**Records provided:**
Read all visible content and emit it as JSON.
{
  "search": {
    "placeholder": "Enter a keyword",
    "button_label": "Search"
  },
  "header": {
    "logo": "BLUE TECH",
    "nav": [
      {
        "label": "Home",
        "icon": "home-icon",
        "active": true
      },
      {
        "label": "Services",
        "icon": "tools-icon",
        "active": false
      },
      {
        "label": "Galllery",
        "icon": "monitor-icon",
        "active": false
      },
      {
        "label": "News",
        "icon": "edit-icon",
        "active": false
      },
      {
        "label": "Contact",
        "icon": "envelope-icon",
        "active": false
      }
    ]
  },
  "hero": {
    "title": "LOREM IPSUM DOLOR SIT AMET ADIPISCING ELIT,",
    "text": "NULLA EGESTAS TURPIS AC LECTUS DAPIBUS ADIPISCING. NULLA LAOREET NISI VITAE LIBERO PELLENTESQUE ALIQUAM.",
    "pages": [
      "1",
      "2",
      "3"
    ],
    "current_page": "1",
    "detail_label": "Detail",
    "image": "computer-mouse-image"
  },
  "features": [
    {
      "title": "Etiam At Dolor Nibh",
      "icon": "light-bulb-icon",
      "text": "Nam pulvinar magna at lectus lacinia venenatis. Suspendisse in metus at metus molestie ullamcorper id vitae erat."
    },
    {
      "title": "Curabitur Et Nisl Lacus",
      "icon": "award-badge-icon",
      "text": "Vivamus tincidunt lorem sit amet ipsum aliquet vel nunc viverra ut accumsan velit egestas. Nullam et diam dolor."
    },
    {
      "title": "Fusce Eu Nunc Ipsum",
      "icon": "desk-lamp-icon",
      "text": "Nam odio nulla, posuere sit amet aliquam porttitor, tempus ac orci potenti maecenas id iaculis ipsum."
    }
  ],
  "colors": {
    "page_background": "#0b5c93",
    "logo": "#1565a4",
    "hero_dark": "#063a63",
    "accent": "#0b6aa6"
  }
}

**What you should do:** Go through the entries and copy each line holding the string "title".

**Response to the task:**
    "title": "LOREM IPSUM DOLOR SIT AMET ADIPISCING ELIT,",
      "title": "Etiam At Dolor Nibh",
      "title": "Curabitur Et Nisl Lacus",
      "title": "Fusce Eu Nunc Ipsum",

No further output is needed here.